Its purpose, he says, is to come together to “spend that money better”.
“The partnership is an antidote to the usual top-down reorganisation that you see in the NHS,” he said. “It’s built from the bottom up, by local leaders working together because it’s the right thing to do, not because they are told what to do.
“I learnt a long time ago that it’s easier to be yourself than pretend to be someone else. As a leader, I think you have got to be authentic because people can tell when you’re not. The thing I always do in every job that I start, whether it’s working in the Prime Minister’s Delivery Unit or as frontline chief exec, is tell people what I believe in, and that comes down to the belief that we can make a difference. That people have potential, what we have do is create the culture for them to succeed.”
His family guides him. His son George, 18, has taught him about “people and potential and the way in which our systems work”, and his father, who has a long history of health problems and is in the early stages of Alzheimer’s.
“We bring our whole selves to work and the things that we find in our own lives guide us,” Mr Webster said. “With George for example, he’s probably the most positive person I know.
“He always thinks he can do something and he tends to end up doing it, and exceeding all the things I thought were possible.”
The partnership has three big challenges, Mr Webster says, starting with health inequalities.

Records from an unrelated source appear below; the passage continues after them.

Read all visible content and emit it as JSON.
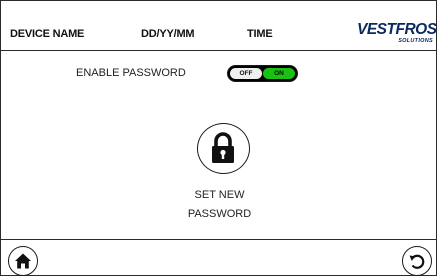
{
  "header": {
    "device_name": "DEVICE NAME",
    "date_format": "DD/YY/MM",
    "time": "TIME",
    "brand": {
      "name": "VESTFROST",
      "subtitle": "SOLUTIONS",
      "color": "#0d2a60"
    }
  },
  "password": {
    "label": "ENABLE PASSWORD",
    "toggle": {
      "off_label": "OFF",
      "on_label": "ON",
      "state": "ON",
      "on_color": "#19c212"
    }
  },
  "set_password": {
    "icon": "lock-icon",
    "line1": "SET NEW",
    "line2": "PASSWORD"
  },
  "footer": {
    "home_icon": "home-icon",
    "back_icon": "back-icon"
  }
}
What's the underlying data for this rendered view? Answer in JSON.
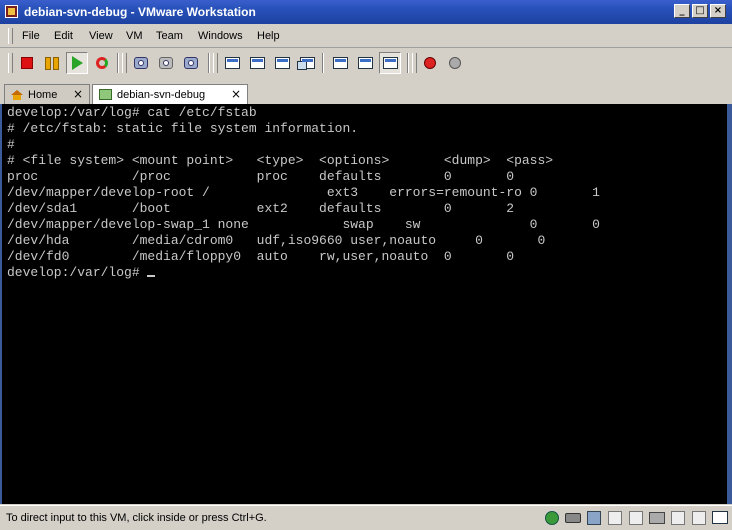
{
  "window": {
    "title": "debian-svn-debug - VMware Workstation",
    "controls": [
      "_",
      "□",
      "×"
    ]
  },
  "menu": {
    "items": [
      "File",
      "Edit",
      "View",
      "VM",
      "Team",
      "Windows",
      "Help"
    ]
  },
  "toolbar": {
    "buttons": [
      "power-off-icon",
      "suspend-icon",
      "power-on-icon",
      "reset-icon",
      "snapshot-icon",
      "revert-snapshot-icon",
      "snapshot-manager-icon",
      "quick-switch-icon",
      "full-screen-icon",
      "fit-window-icon",
      "unity-icon",
      "summary-view-icon",
      "appliance-view-icon",
      "console-view-icon",
      "record-icon",
      "replay-icon"
    ]
  },
  "tabs": [
    {
      "label": "Home",
      "close": "×"
    },
    {
      "label": "debian-svn-debug",
      "close": "×"
    }
  ],
  "console": {
    "lines": [
      "develop:/var/log# cat /etc/fstab",
      "# /etc/fstab: static file system information.",
      "#",
      "# <file system> <mount point>   <type>  <options>       <dump>  <pass>",
      "proc            /proc           proc    defaults        0       0",
      "/dev/mapper/develop-root /               ext3    errors=remount-ro 0       1",
      "/dev/sda1       /boot           ext2    defaults        0       2",
      "/dev/mapper/develop-swap_1 none            swap    sw              0       0",
      "/dev/hda        /media/cdrom0   udf,iso9660 user,noauto     0       0",
      "/dev/fd0        /media/floppy0  auto    rw,user,noauto  0       0"
    ],
    "prompt": "develop:/var/log# "
  },
  "status": {
    "text": "To direct input to this VM, click inside or press Ctrl+G.",
    "icons": [
      "network-icon",
      "hard-disk-icon",
      "floppy-icon",
      "cdrom-icon",
      "usb-icon",
      "printer-icon",
      "sound-icon",
      "display-icon"
    ]
  },
  "colors": {
    "title_bar": "#2750b8",
    "console_bg": "#000000",
    "console_fg": "#c8c8c8",
    "chrome": "#d4d0c8"
  }
}
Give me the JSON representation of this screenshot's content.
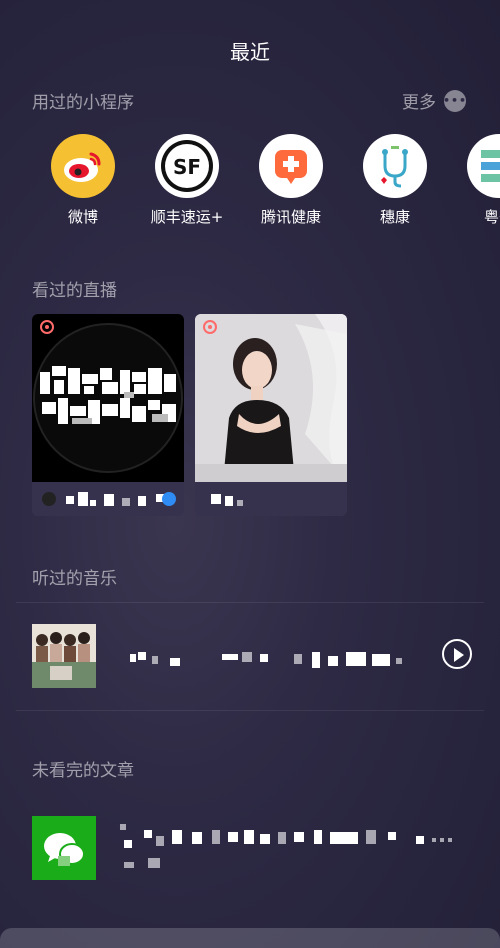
{
  "page": {
    "title": "最近"
  },
  "mini_programs": {
    "section_label": "用过的小程序",
    "more_label": "更多",
    "items": [
      {
        "label": "微博",
        "icon": "weibo-icon"
      },
      {
        "label": "顺丰速运+",
        "icon": "sf-express-icon"
      },
      {
        "label": "腾讯健康",
        "icon": "tencent-health-icon"
      },
      {
        "label": "穗康",
        "icon": "suikang-icon"
      },
      {
        "label": "粤省",
        "icon": "yueshengshi-icon"
      }
    ]
  },
  "live": {
    "section_label": "看过的直播"
  },
  "music": {
    "section_label": "听过的音乐"
  },
  "articles": {
    "section_label": "未看完的文章"
  },
  "colors": {
    "weibo_bg": "#f6c033",
    "sf_bg": "#ffffff",
    "health_bg": "#ff6a3d",
    "article_icon_bg": "#1aad19",
    "live_badge": "#ff6b6b"
  }
}
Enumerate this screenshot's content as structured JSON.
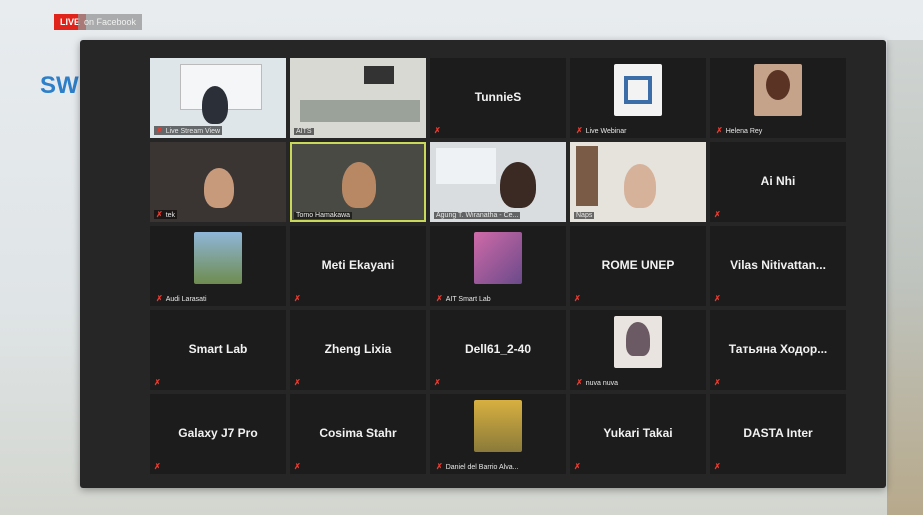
{
  "badges": {
    "live": "LIVE",
    "platform": "on Facebook"
  },
  "side_logo": "SW",
  "tiles": [
    {
      "name": "Live Stream View",
      "type": "video"
    },
    {
      "name": "AITS",
      "type": "video"
    },
    {
      "name": "TunnieS",
      "type": "name"
    },
    {
      "name": "Live Webinar",
      "type": "avatar"
    },
    {
      "name": "Helena Rey",
      "type": "avatar"
    },
    {
      "name": "tek",
      "type": "video"
    },
    {
      "name": "Tomo Hamakawa",
      "type": "video",
      "speaking": true
    },
    {
      "name": "Agung T. Wiranatha - Ce...",
      "type": "video"
    },
    {
      "name": "Naps",
      "type": "video"
    },
    {
      "name": "Ai Nhi",
      "type": "name"
    },
    {
      "name": "Audi Larasati",
      "type": "avatar"
    },
    {
      "name": "Meti Ekayani",
      "type": "name"
    },
    {
      "name": "AIT Smart Lab",
      "type": "avatar"
    },
    {
      "name": "ROME UNEP",
      "type": "name"
    },
    {
      "name": "Vilas  Nitivattan...",
      "type": "name"
    },
    {
      "name": "Smart Lab",
      "type": "name"
    },
    {
      "name": "Zheng Lixia",
      "type": "name"
    },
    {
      "name": "Dell61_2-40",
      "type": "name"
    },
    {
      "name": "nuva nuva",
      "type": "avatar"
    },
    {
      "name": "Татьяна  Ходор...",
      "type": "name"
    },
    {
      "name": "Galaxy J7 Pro",
      "type": "name"
    },
    {
      "name": "Cosima Stahr",
      "type": "name"
    },
    {
      "name": "Daniel del Barrio Alva...",
      "type": "avatar"
    },
    {
      "name": "Yukari Takai",
      "type": "name"
    },
    {
      "name": "DASTA Inter",
      "type": "name"
    }
  ],
  "colors": {
    "live": "#e0241b",
    "mic_muted": "#e53b30",
    "speaking_border": "#c9d95a",
    "tile_bg": "#1c1c1c"
  }
}
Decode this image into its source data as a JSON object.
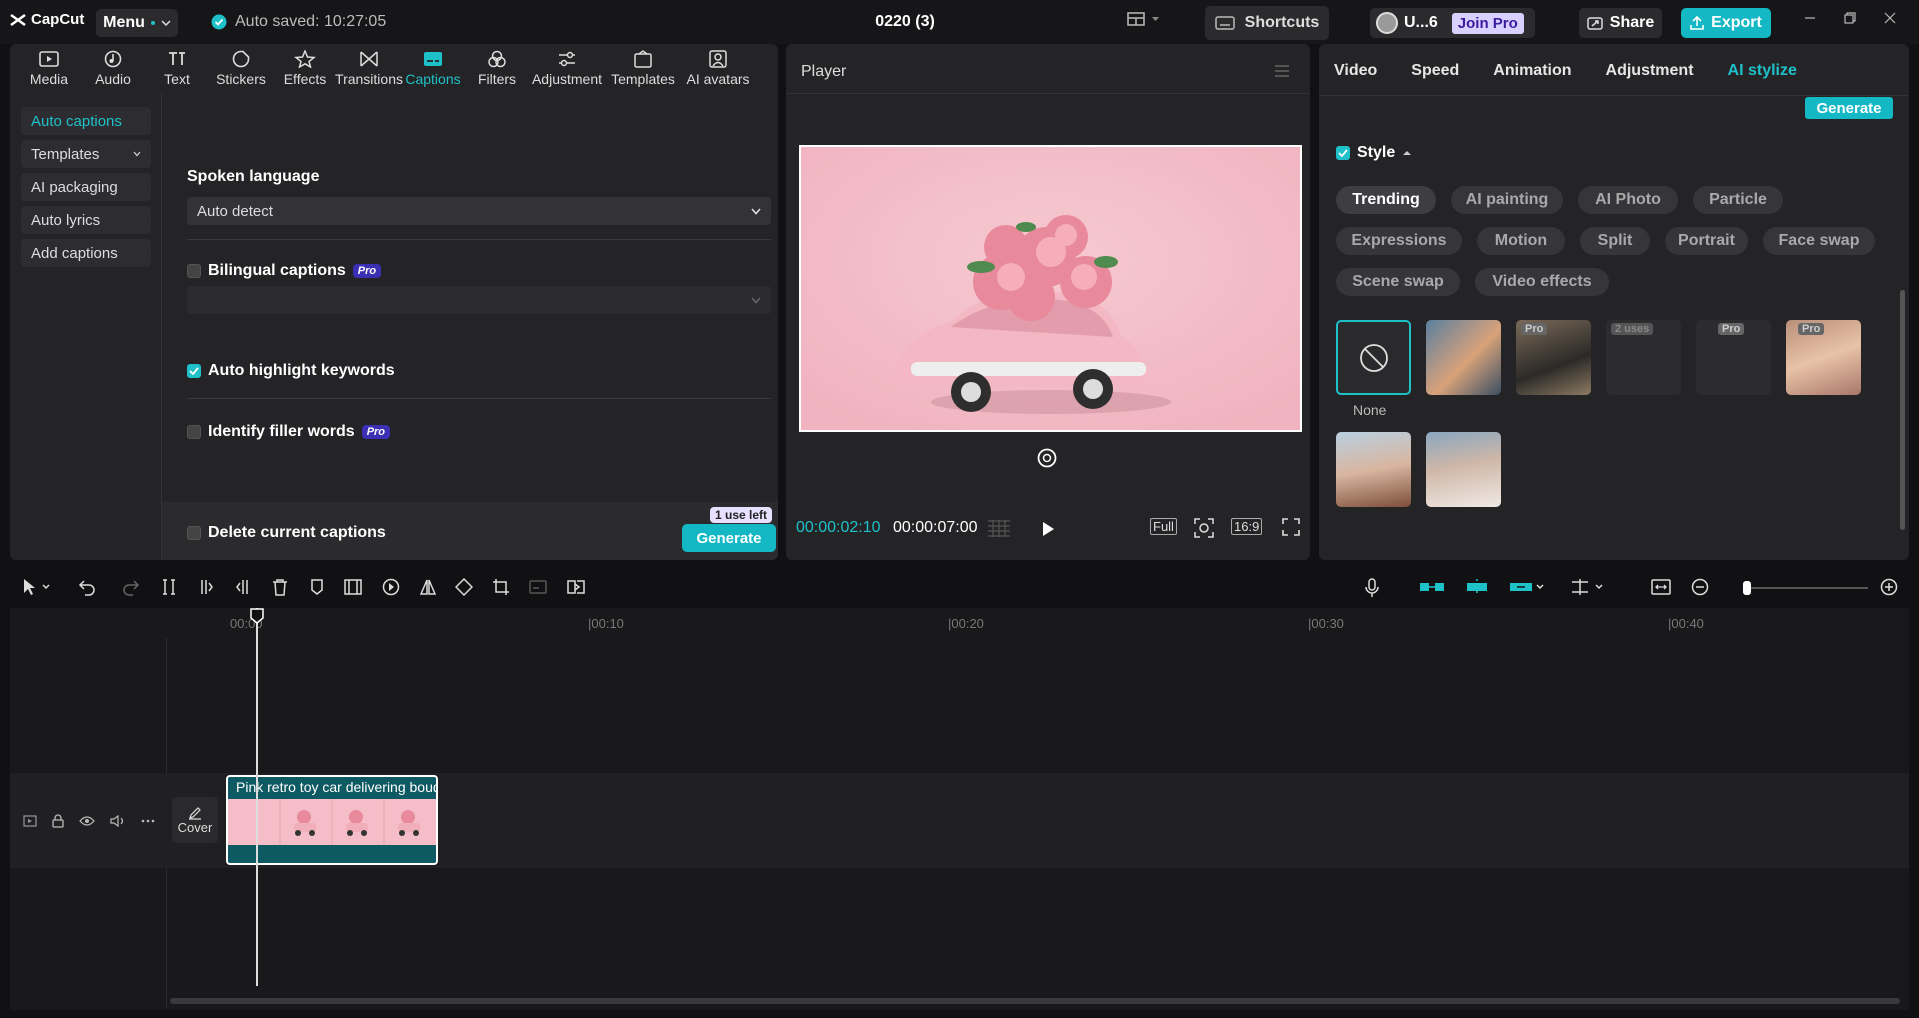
{
  "app": {
    "name": "CapCut",
    "menu_label": "Menu",
    "autosave": "Auto saved: 10:27:05",
    "project_title": "0220 (3)",
    "shortcuts": "Shortcuts",
    "user": "U...6",
    "join_pro": "Join Pro",
    "share": "Share",
    "export": "Export"
  },
  "tools": [
    {
      "label": "Media",
      "icon": "media-icon"
    },
    {
      "label": "Audio",
      "icon": "audio-icon"
    },
    {
      "label": "Text",
      "icon": "text-icon"
    },
    {
      "label": "Stickers",
      "icon": "stickers-icon"
    },
    {
      "label": "Effects",
      "icon": "effects-icon"
    },
    {
      "label": "Transitions",
      "icon": "transitions-icon"
    },
    {
      "label": "Captions",
      "icon": "captions-icon",
      "active": true
    },
    {
      "label": "Filters",
      "icon": "filters-icon"
    },
    {
      "label": "Adjustment",
      "icon": "adjustment-icon"
    },
    {
      "label": "Templates",
      "icon": "templates-icon"
    },
    {
      "label": "AI avatars",
      "icon": "ai-avatars-icon"
    }
  ],
  "sidenav": [
    "Auto captions",
    "Templates",
    "AI packaging",
    "Auto lyrics",
    "Add captions"
  ],
  "captions": {
    "spoken_language_label": "Spoken language",
    "spoken_language_value": "Auto detect",
    "bilingual_label": "Bilingual captions",
    "pro_label": "Pro",
    "auto_highlight_label": "Auto highlight keywords",
    "filler_label": "Identify filler words",
    "delete_label": "Delete current captions",
    "uses_left": "1 use left",
    "generate": "Generate"
  },
  "player": {
    "title": "Player",
    "current_time": "00:00:02:10",
    "total_time": "00:00:07:00",
    "full": "Full",
    "ratio": "16:9"
  },
  "right": {
    "tabs": [
      "Video",
      "Speed",
      "Animation",
      "Adjustment",
      "AI stylize"
    ],
    "generate": "Generate",
    "style_label": "Style",
    "chips": [
      "Trending",
      "AI painting",
      "AI Photo",
      "Particle",
      "Expressions",
      "Motion",
      "Split",
      "Portrait",
      "Face swap",
      "Scene swap",
      "Video effects"
    ],
    "none_label": "None",
    "badge_pro": "Pro",
    "badge_uses": "2 uses"
  },
  "timeline": {
    "ticks": [
      "00:00",
      "|00:10",
      "|00:20",
      "|00:30",
      "|00:40"
    ],
    "cover_label": "Cover",
    "clip_title": "Pink retro toy car delivering bouquet"
  },
  "colors": {
    "accent": "#1fc1c9",
    "panel": "#242427",
    "clip": "#0e5a62"
  }
}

“We know where you live will define how long you live and how well you live. If you travel from North Leeds to South Leeds, it’s 10 miles. Every mile you walk, you lose a year of life expectancy. Second, tackle unwarranted variation - the postcode lottery exists and shouldn’t; and the third is that we have to live within the resources that we’ve got. As a partnership, we’ve started to do that. We want to focus on the things that will make the biggest difference.”
And those things are cancer, stroke and mental health. To reduce cancer deaths, it’s starting with tackling smoking; late diagnosis, particularly in poorer communities where people are seeking help later; and lung cancer, which remains the biggest killer. For stroke care, the aim is prevention but also ensuring access to five hyperacute stroke units.
Finally, it is treating mental health as a priority, which has already led to investments in an eating disorder unit, perinatal services for expectant and new mothers, and a new child and mental health unit in Leeds.
Speaking in the week that marked World Suicide Prevention Day, another aim is to reduce the number of suicides by people within the mental health service by 75 per cent, and the number of overall suicides by 10 per cent. A deeply personal cause for Mr Webster. Talking is key.
“Suicide is not inevitable. Something like 28 percent of suicides in West Yorkshire are in touch with mental health services, which means the vast majority of people who die by suicide are not - but they will be in touch with somebody.”
Mr Webster said it took him 10 years to talk openly about his brother, who took his own life in 2003 at the age of 32, due to the stigma associated with it. Then, as part of the Time to Change campaign he pledged to talk about it more, and he wrote a blog post entitled ‘saying yes to life despite everything’.
“The response to that was really phenomenal,” he said. “In the subsequent years, what we’ve seen in society is that people are much more willing to talk about mental health, and increasingly, about suicide, and it’s incredibly important that we do.
“Many people think if they are worried about somebody, that they should never talk about them being suicidal, Actually the right thing to do is to ask. The right thing to do is to talk.
“I know in the case of my brother, that he’d lost hope. He felt helpless. And lack of hope, and helplessness, are the things that kill you. There is always hope, and there is always help. Suicide is still the biggest killer of young men, and it is something that we can improve.”